Skip to navigationSkip to content

Photos: New coloring books for adults are good for your health

AP Photo/Matt Rourke
Old school.
By Sonali Kohli
Published Last updated This article is more than 2 years old.

For all the adults who ask for a kids menu just so they can color, there’s good news: There are entire coloring books just for grown ups, and they’re gaining popularity, with two adult coloring books currently topping Amazon’s bestseller lists.

The recent release of illustrator Johanna Basford’s second coloring book for adults, entitled Enchanted Forest, received a flurry of publicity, aligning with recent research suggesting that adults benefit from play breaks. Similar creative outlets for adults have cropped up in various parts of the world, including an adult preschool, an adult ball pit, and laughter clubs.

Psychologists told the Huffington Post that, by engaging multiple parts of the brain, coloring allows us to focus on the lines, movements, and colors in front of us, use our imaginations and be creative, and de-stress.

As Basford told NPR:

I think there’s something quite charming and nostalgic about coloring in. And chances are last time you picked up pens or pencils you didn’t have a mortgage or like a really horrible boss or anything. So yeah, it’s just a really nice way to be creative. You don’t have to sit down with a blank sheet of paper or, you know, have that scary moment of thinking, ‘What can I draw?’

The work of coloring book aficionados can be quite captivating. Basford asks users to post their finest works on her website, and here are some of the results, either from Enchanted Garden or her first adult coloring book, Secret Garden:
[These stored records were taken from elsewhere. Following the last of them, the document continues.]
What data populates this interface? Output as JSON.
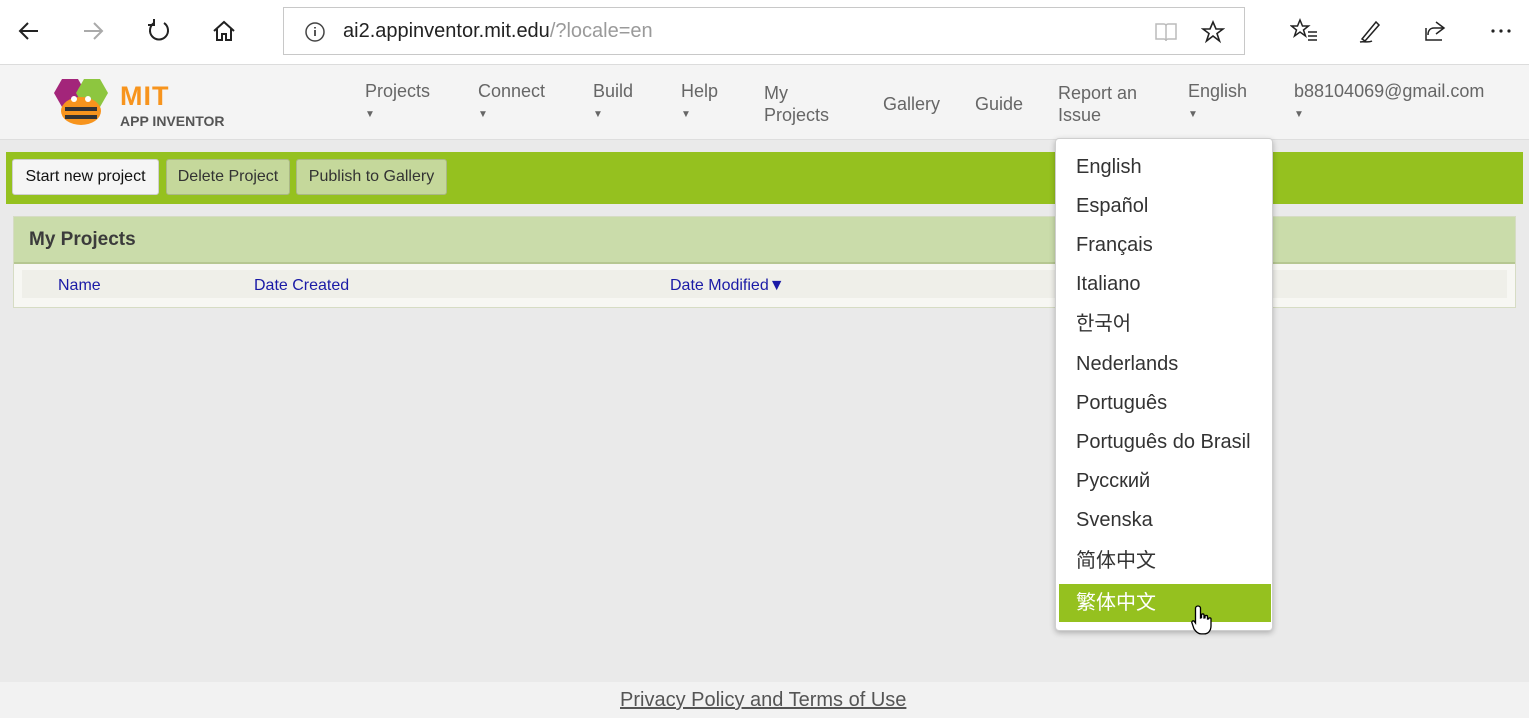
{
  "browser": {
    "url_host": "ai2.appinventor.mit.edu",
    "url_query": "/?locale=en",
    "icons": [
      "back-arrow-icon",
      "forward-arrow-icon",
      "refresh-icon",
      "home-icon",
      "info-icon",
      "reading-view-icon",
      "favorite-star-icon",
      "favorites-list-icon",
      "pen-icon",
      "share-icon",
      "more-icon"
    ]
  },
  "header": {
    "logo_mit": "MIT",
    "logo_app_inventor": "APP INVENTOR",
    "nav": {
      "projects": "Projects",
      "connect": "Connect",
      "build": "Build",
      "help": "Help",
      "my_projects_line1": "My",
      "my_projects_line2": "Projects",
      "gallery": "Gallery",
      "guide": "Guide",
      "report_line1": "Report an",
      "report_line2": "Issue",
      "language": "English",
      "account": "b88104069@gmail.com"
    }
  },
  "toolbar": {
    "start_new_project": "Start new project",
    "delete_project": "Delete Project",
    "publish_to_gallery": "Publish to Gallery"
  },
  "projects_panel": {
    "title": "My Projects",
    "columns": {
      "name": "Name",
      "date_created": "Date Created",
      "date_modified": "Date Modified",
      "sort_indicator": "▼"
    }
  },
  "language_menu": {
    "items": [
      "English",
      "Español",
      "Français",
      "Italiano",
      "한국어",
      "Nederlands",
      "Português",
      "Português do Brasil",
      "Русский",
      "Svenska",
      "简体中文",
      "繁体中文"
    ],
    "selected_index": 11
  },
  "footer": {
    "link": "Privacy Policy and Terms of Use"
  },
  "colors": {
    "accent_green": "#95c11f",
    "panel_header": "#cadcaa",
    "link_blue": "#1a1aa6",
    "logo_orange": "#f7941d"
  }
}
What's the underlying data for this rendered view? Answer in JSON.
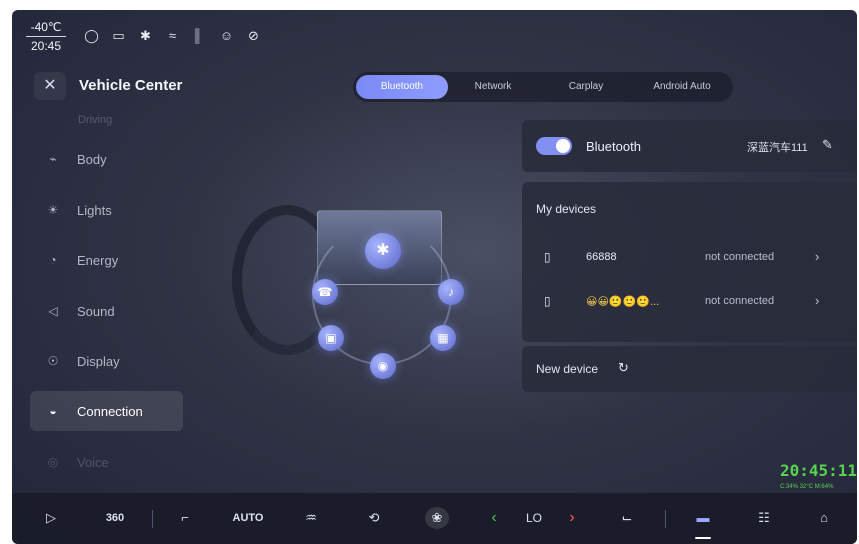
{
  "status_bar": {
    "temperature": "-40℃",
    "time": "20:45",
    "icons": [
      "shield-icon",
      "tag-icon",
      "bluetooth-icon",
      "wifi-icon",
      "signal-icon",
      "user-icon",
      "no-camera-icon"
    ]
  },
  "header": {
    "close_glyph": "✕",
    "title": "Vehicle Center"
  },
  "tabs": [
    {
      "label": "Bluetooth",
      "active": true
    },
    {
      "label": "Network",
      "active": false
    },
    {
      "label": "Carplay",
      "active": false
    },
    {
      "label": "Android Auto",
      "active": false
    }
  ],
  "menu": {
    "faded_top": "Driving",
    "items": [
      {
        "label": "Body",
        "icon": "car-body-icon",
        "glyph": "⌁"
      },
      {
        "label": "Lights",
        "icon": "lights-icon",
        "glyph": "☀"
      },
      {
        "label": "Energy",
        "icon": "energy-icon",
        "glyph": "◔"
      },
      {
        "label": "Sound",
        "icon": "speaker-icon",
        "glyph": "◁"
      },
      {
        "label": "Display",
        "icon": "display-icon",
        "glyph": "☉"
      },
      {
        "label": "Connection",
        "icon": "connection-icon",
        "glyph": "◒"
      },
      {
        "label": "Voice",
        "icon": "voice-icon",
        "glyph": "◎"
      }
    ],
    "active_index": 5
  },
  "illustration": {
    "center_icon": "bluetooth-icon",
    "center_glyph": "✱",
    "orbit_icons": [
      {
        "name": "phone-icon",
        "glyph": "☎"
      },
      {
        "name": "music-icon",
        "glyph": "♪"
      },
      {
        "name": "gamepad-icon",
        "glyph": "▣"
      },
      {
        "name": "apps-icon",
        "glyph": "▦"
      },
      {
        "name": "location-icon",
        "glyph": "◉"
      }
    ]
  },
  "bluetooth_panel": {
    "toggle_on": true,
    "label": "Bluetooth",
    "device_name": "深蓝汽车111",
    "edit_glyph": "✎"
  },
  "devices_panel": {
    "header": "My devices",
    "devices": [
      {
        "name": "66888",
        "status": "not connected",
        "icon_glyph": "▯",
        "chevron": "›"
      },
      {
        "name": "😀😀🙂🙂🙂...",
        "status": "not connected",
        "icon_glyph": "▯",
        "chevron": "›"
      }
    ]
  },
  "new_device": {
    "label": "New device",
    "refresh_glyph": "↻"
  },
  "clock_overlay": {
    "time": "20:45:11",
    "info": "C:34% 32°C M:64%"
  },
  "dock": {
    "items": [
      {
        "name": "camera-dock-icon",
        "glyph": "▷"
      },
      {
        "name": "360-view-button",
        "text": "360"
      },
      {
        "name": "seat-dock-icon",
        "glyph": "⌐"
      },
      {
        "name": "auto-button",
        "text": "AUTO"
      },
      {
        "name": "rear-defrost-icon",
        "glyph": "♒"
      },
      {
        "name": "air-circulation-icon",
        "glyph": "⟲"
      },
      {
        "name": "fan-icon",
        "glyph": "❀"
      },
      {
        "name": "temp-down-button",
        "glyph": "‹"
      },
      {
        "name": "temp-value",
        "text": "LO"
      },
      {
        "name": "temp-up-button",
        "glyph": "›"
      },
      {
        "name": "seat-heat-icon",
        "glyph": "⌙"
      },
      {
        "name": "vehicle-dock-icon",
        "glyph": "▬"
      },
      {
        "name": "apps-grid-icon",
        "glyph": "☷"
      },
      {
        "name": "home-icon",
        "glyph": "⌂"
      }
    ]
  }
}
Courtesy of Johanna Basford, coloring by Ariel.)
The coloring job with the most likes on Basford’s website, from the book “Secret Garden.”
Courtesy of Johanna Basford, coloring by "In bed with SerialColorieuse"
An intricate owl from the “Enchanted Forest” book.
Courtesy of Johanna Basford, coloring by Bethany L.
A nature-infused animal from the “Enchanted Forest” book.
Courtesy of Johanna Basford, coloring by Brianna
Some serious shading skills.
Courtesy of Johanna Basford, coloring by Cíntia Graciani
Not your toddler’s coloring book.
Courtesy of Johanna Basford, coloring by Yoon Ji-Heun
Can you spot the cat hiding out
In one’s imagination, owls can be yellow and red.
Courtesy of Johanna Basford, coloring by Ty Segurado


📬 Kick off each morning with coffee and the Daily Brief (BYO coffee).

By providing your email, you agree to the Quartz Privacy Policy.